In 1987, U.S. Education Secretary Bill Bennett famously traveled to Chicago, where he ruffled feathers by telling a closed-room group that the Windy City's school system was "the worst in the nation."
Local parents and educators bristled at the charge, which resulted in an awkward New York Times story. But decades of data would subsequently prove that Mr. Bennett was basically correct: Chicago's schools were a total mess.
The city's own accountability report card would later demonstrate that huge majorities of students in the city's worst schools—75 percent in elementary and 95 percent in high school—failed to meet the state standards.
Things hardly improved during the pandemic, even though the Chicago Public School (CPS) system was spending roughly $28,000 per student (partly thanks to federal bailout cash).
"Just 30% of Black students meet or exceed reading standards in the third grade, and the number falls to 14% for 11th graders, according to data from the Illinois State Board of Education," The Chicago Tribune pointed out last year.
Chicago schools clearly aren't getting the job done, but political leaders in the city have discovered a solution to the problem: stop grading schools.

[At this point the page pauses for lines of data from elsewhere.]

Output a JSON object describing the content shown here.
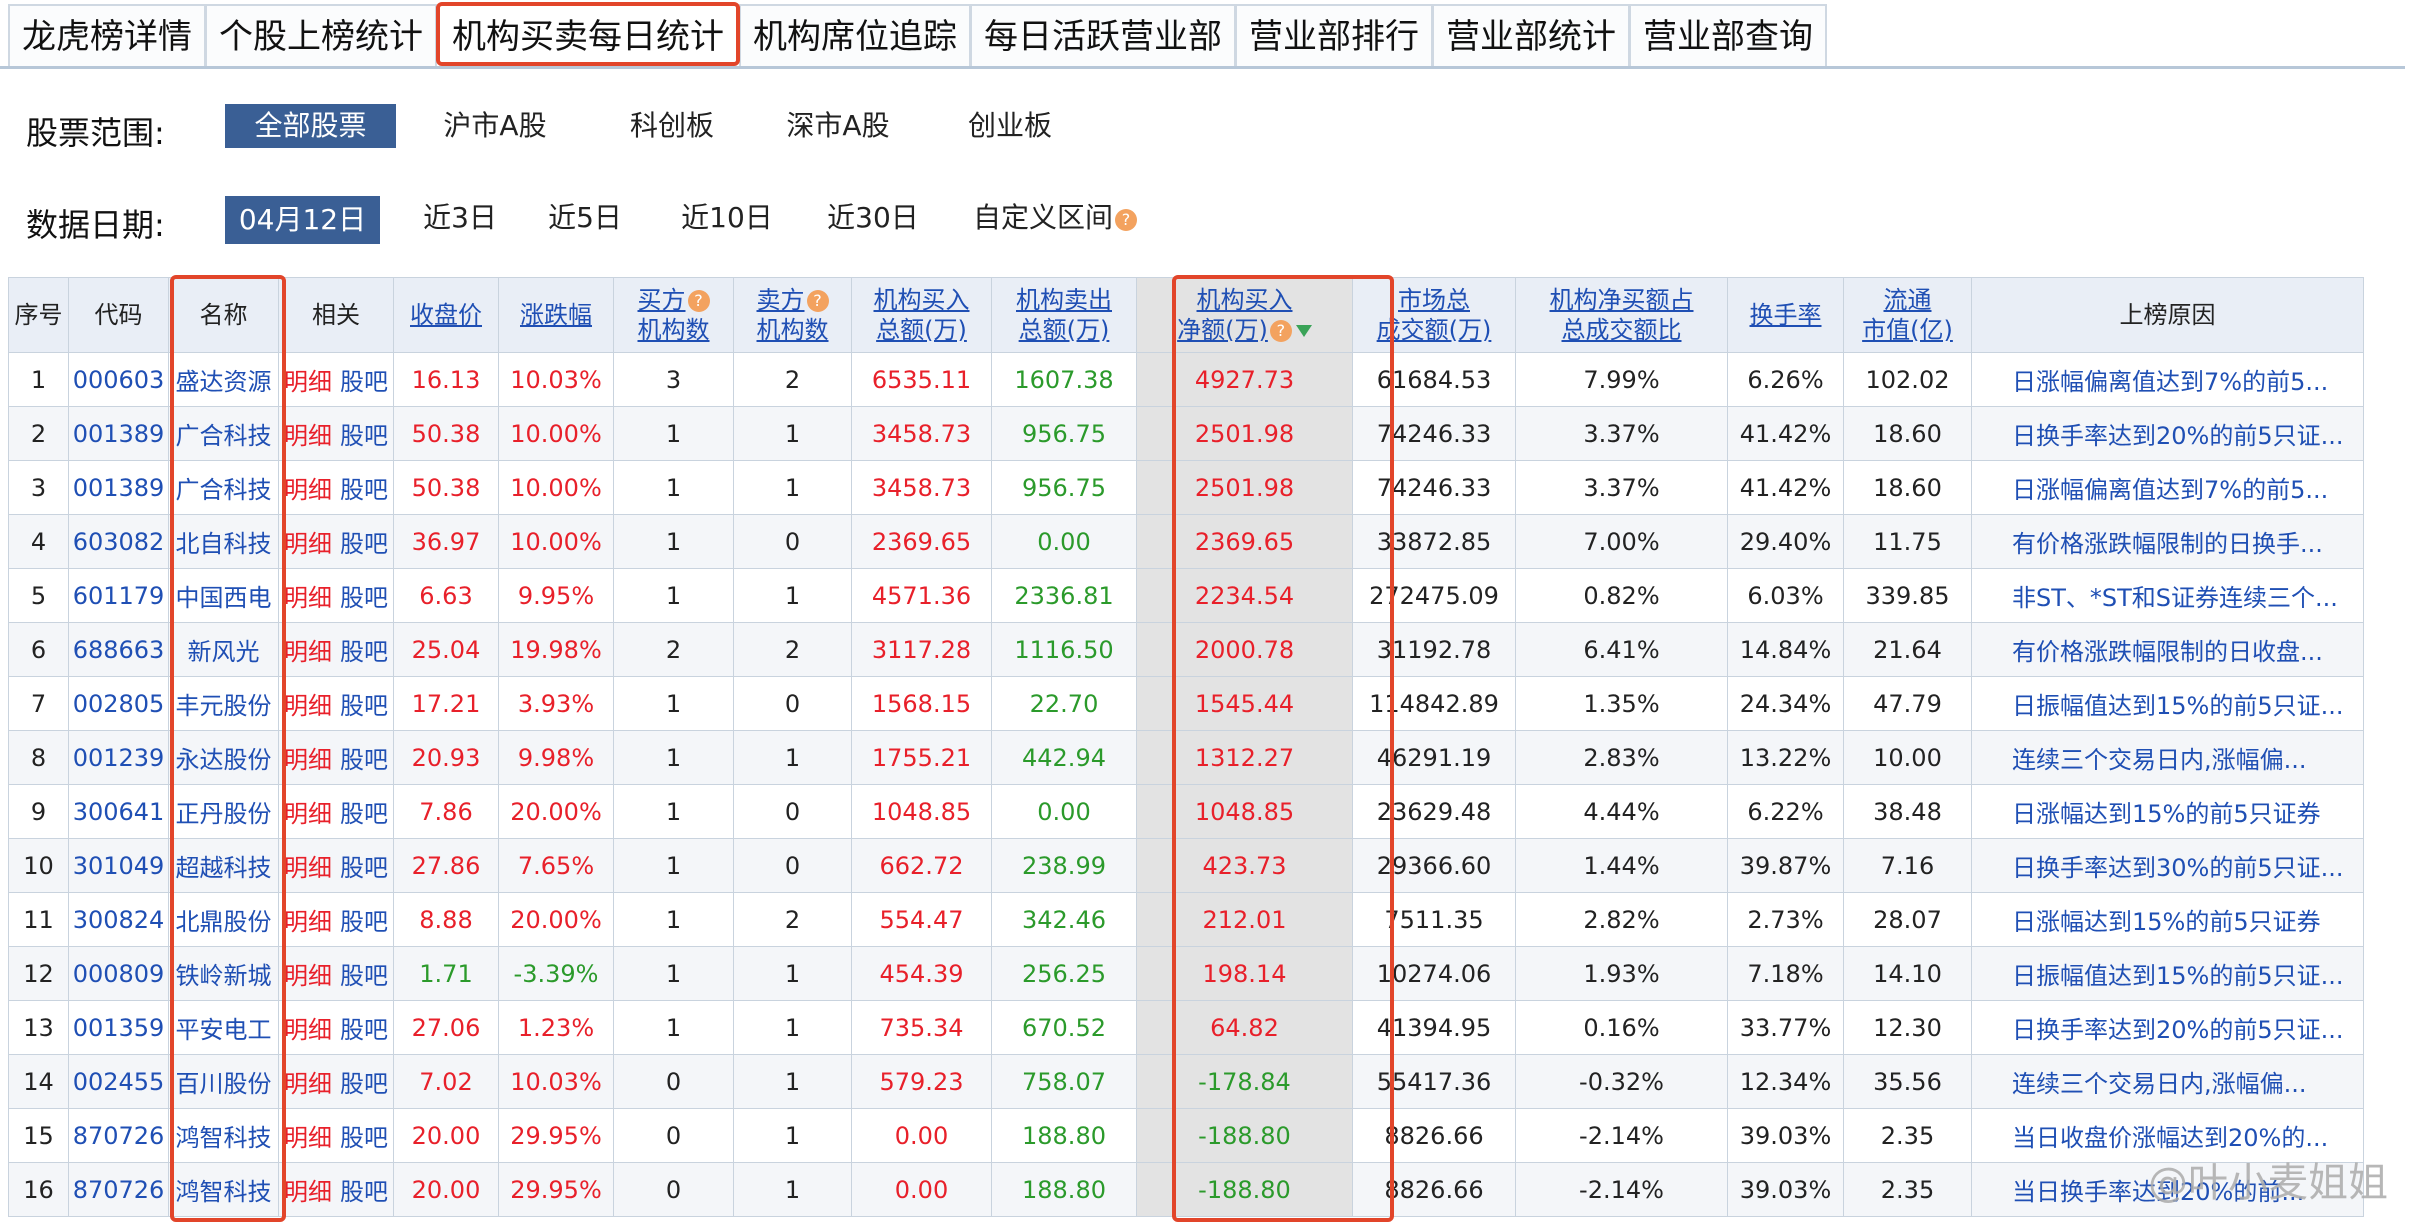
{
  "tabs": [
    {
      "label": "龙虎榜详情",
      "active": false
    },
    {
      "label": "个股上榜统计",
      "active": false
    },
    {
      "label": "机构买卖每日统计",
      "active": true
    },
    {
      "label": "机构席位追踪",
      "active": false
    },
    {
      "label": "每日活跃营业部",
      "active": false
    },
    {
      "label": "营业部排行",
      "active": false
    },
    {
      "label": "营业部统计",
      "active": false
    },
    {
      "label": "营业部查询",
      "active": false
    }
  ],
  "filters": {
    "scope_label": "股票范围:",
    "scope_options": [
      "全部股票",
      "沪市A股",
      "科创板",
      "深市A股",
      "创业板"
    ],
    "date_label": "数据日期:",
    "date_options": [
      "04月12日",
      "近3日",
      "近5日",
      "近10日",
      "近30日",
      "自定义区间"
    ],
    "help_glyph": "?"
  },
  "table": {
    "headers": {
      "seq": "序号",
      "code": "代码",
      "name": "名称",
      "related": "相关",
      "close": "收盘价",
      "change": "涨跌幅",
      "buy_inst_1": "买方",
      "buy_inst_2": "机构数",
      "sell_inst_1": "卖方",
      "sell_inst_2": "机构数",
      "buy_total_1": "机构买入",
      "buy_total_2": "总额(万)",
      "sell_total_1": "机构卖出",
      "sell_total_2": "总额(万)",
      "net_1": "机构买入",
      "net_2": "净额(万)",
      "market_1": "市场总",
      "market_2": "成交额(万)",
      "ratio_1": "机构净买额占",
      "ratio_2": "总成交额比",
      "turnover": "换手率",
      "cap_1": "流通",
      "cap_2": "市值(亿)",
      "reason": "上榜原因"
    },
    "related_detail": "明细",
    "related_forum": "股吧",
    "rows": [
      {
        "seq": "1",
        "code": "000603",
        "name": "盛达资源",
        "close": "16.13",
        "change": "10.03%",
        "buy_n": "3",
        "sell_n": "2",
        "buy_amt": "6535.11",
        "sell_amt": "1607.38",
        "net": "4927.73",
        "market": "61684.53",
        "ratio": "7.99%",
        "turnover": "6.26%",
        "cap": "102.02",
        "reason": "日涨幅偏离值达到7%的前5..."
      },
      {
        "seq": "2",
        "code": "001389",
        "name": "广合科技",
        "close": "50.38",
        "change": "10.00%",
        "buy_n": "1",
        "sell_n": "1",
        "buy_amt": "3458.73",
        "sell_amt": "956.75",
        "net": "2501.98",
        "market": "74246.33",
        "ratio": "3.37%",
        "turnover": "41.42%",
        "cap": "18.60",
        "reason": "日换手率达到20%的前5只证..."
      },
      {
        "seq": "3",
        "code": "001389",
        "name": "广合科技",
        "close": "50.38",
        "change": "10.00%",
        "buy_n": "1",
        "sell_n": "1",
        "buy_amt": "3458.73",
        "sell_amt": "956.75",
        "net": "2501.98",
        "market": "74246.33",
        "ratio": "3.37%",
        "turnover": "41.42%",
        "cap": "18.60",
        "reason": "日涨幅偏离值达到7%的前5..."
      },
      {
        "seq": "4",
        "code": "603082",
        "name": "北自科技",
        "close": "36.97",
        "change": "10.00%",
        "buy_n": "1",
        "sell_n": "0",
        "buy_amt": "2369.65",
        "sell_amt": "0.00",
        "net": "2369.65",
        "market": "33872.85",
        "ratio": "7.00%",
        "turnover": "29.40%",
        "cap": "11.75",
        "reason": "有价格涨跌幅限制的日换手..."
      },
      {
        "seq": "5",
        "code": "601179",
        "name": "中国西电",
        "close": "6.63",
        "change": "9.95%",
        "buy_n": "1",
        "sell_n": "1",
        "buy_amt": "4571.36",
        "sell_amt": "2336.81",
        "net": "2234.54",
        "market": "272475.09",
        "ratio": "0.82%",
        "turnover": "6.03%",
        "cap": "339.85",
        "reason": "非ST、*ST和S证券连续三个..."
      },
      {
        "seq": "6",
        "code": "688663",
        "name": "新风光",
        "close": "25.04",
        "change": "19.98%",
        "buy_n": "2",
        "sell_n": "2",
        "buy_amt": "3117.28",
        "sell_amt": "1116.50",
        "net": "2000.78",
        "market": "31192.78",
        "ratio": "6.41%",
        "turnover": "14.84%",
        "cap": "21.64",
        "reason": "有价格涨跌幅限制的日收盘..."
      },
      {
        "seq": "7",
        "code": "002805",
        "name": "丰元股份",
        "close": "17.21",
        "change": "3.93%",
        "buy_n": "1",
        "sell_n": "0",
        "buy_amt": "1568.15",
        "sell_amt": "22.70",
        "net": "1545.44",
        "market": "114842.89",
        "ratio": "1.35%",
        "turnover": "24.34%",
        "cap": "47.79",
        "reason": "日振幅值达到15%的前5只证..."
      },
      {
        "seq": "8",
        "code": "001239",
        "name": "永达股份",
        "close": "20.93",
        "change": "9.98%",
        "buy_n": "1",
        "sell_n": "1",
        "buy_amt": "1755.21",
        "sell_amt": "442.94",
        "net": "1312.27",
        "market": "46291.19",
        "ratio": "2.83%",
        "turnover": "13.22%",
        "cap": "10.00",
        "reason": "连续三个交易日内,涨幅偏..."
      },
      {
        "seq": "9",
        "code": "300641",
        "name": "正丹股份",
        "close": "7.86",
        "change": "20.00%",
        "buy_n": "1",
        "sell_n": "0",
        "buy_amt": "1048.85",
        "sell_amt": "0.00",
        "net": "1048.85",
        "market": "23629.48",
        "ratio": "4.44%",
        "turnover": "6.22%",
        "cap": "38.48",
        "reason": "日涨幅达到15%的前5只证券"
      },
      {
        "seq": "10",
        "code": "301049",
        "name": "超越科技",
        "close": "27.86",
        "change": "7.65%",
        "buy_n": "1",
        "sell_n": "0",
        "buy_amt": "662.72",
        "sell_amt": "238.99",
        "net": "423.73",
        "market": "29366.60",
        "ratio": "1.44%",
        "turnover": "39.87%",
        "cap": "7.16",
        "reason": "日换手率达到30%的前5只证..."
      },
      {
        "seq": "11",
        "code": "300824",
        "name": "北鼎股份",
        "close": "8.88",
        "change": "20.00%",
        "buy_n": "1",
        "sell_n": "2",
        "buy_amt": "554.47",
        "sell_amt": "342.46",
        "net": "212.01",
        "market": "7511.35",
        "ratio": "2.82%",
        "turnover": "2.73%",
        "cap": "28.07",
        "reason": "日涨幅达到15%的前5只证券"
      },
      {
        "seq": "12",
        "code": "000809",
        "name": "铁岭新城",
        "close": "1.71",
        "change": "-3.39%",
        "buy_n": "1",
        "sell_n": "1",
        "buy_amt": "454.39",
        "sell_amt": "256.25",
        "net": "198.14",
        "market": "10274.06",
        "ratio": "1.93%",
        "turnover": "7.18%",
        "cap": "14.10",
        "reason": "日振幅值达到15%的前5只证..."
      },
      {
        "seq": "13",
        "code": "001359",
        "name": "平安电工",
        "close": "27.06",
        "change": "1.23%",
        "buy_n": "1",
        "sell_n": "1",
        "buy_amt": "735.34",
        "sell_amt": "670.52",
        "net": "64.82",
        "market": "41394.95",
        "ratio": "0.16%",
        "turnover": "33.77%",
        "cap": "12.30",
        "reason": "日换手率达到20%的前5只证..."
      },
      {
        "seq": "14",
        "code": "002455",
        "name": "百川股份",
        "close": "7.02",
        "change": "10.03%",
        "buy_n": "0",
        "sell_n": "1",
        "buy_amt": "579.23",
        "sell_amt": "758.07",
        "net": "-178.84",
        "market": "55417.36",
        "ratio": "-0.32%",
        "turnover": "12.34%",
        "cap": "35.56",
        "reason": "连续三个交易日内,涨幅偏..."
      },
      {
        "seq": "15",
        "code": "870726",
        "name": "鸿智科技",
        "close": "20.00",
        "change": "29.95%",
        "buy_n": "0",
        "sell_n": "1",
        "buy_amt": "0.00",
        "sell_amt": "188.80",
        "net": "-188.80",
        "market": "8826.66",
        "ratio": "-2.14%",
        "turnover": "39.03%",
        "cap": "2.35",
        "reason": "当日收盘价涨幅达到20%的..."
      },
      {
        "seq": "16",
        "code": "870726",
        "name": "鸿智科技",
        "close": "20.00",
        "change": "29.95%",
        "buy_n": "0",
        "sell_n": "1",
        "buy_amt": "0.00",
        "sell_amt": "188.80",
        "net": "-188.80",
        "market": "8826.66",
        "ratio": "-2.14%",
        "turnover": "39.03%",
        "cap": "2.35",
        "reason": "当日换手率达到20%的前..."
      }
    ]
  },
  "watermark": "@叶小麦姐姐",
  "colors": {
    "up": "#e8202a",
    "down": "#2b9a2b",
    "link": "#1f4fb4",
    "highlight": "#e2452a",
    "selected": "#3a5f95"
  }
}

"I personally don't give a lot of attention to grades," Mayor Brandon Johnson said during a recent interview. "How do you grade a system, when the system has not fulfilled its basic obligation of providing an equitable system that speaks to the needs [of students]."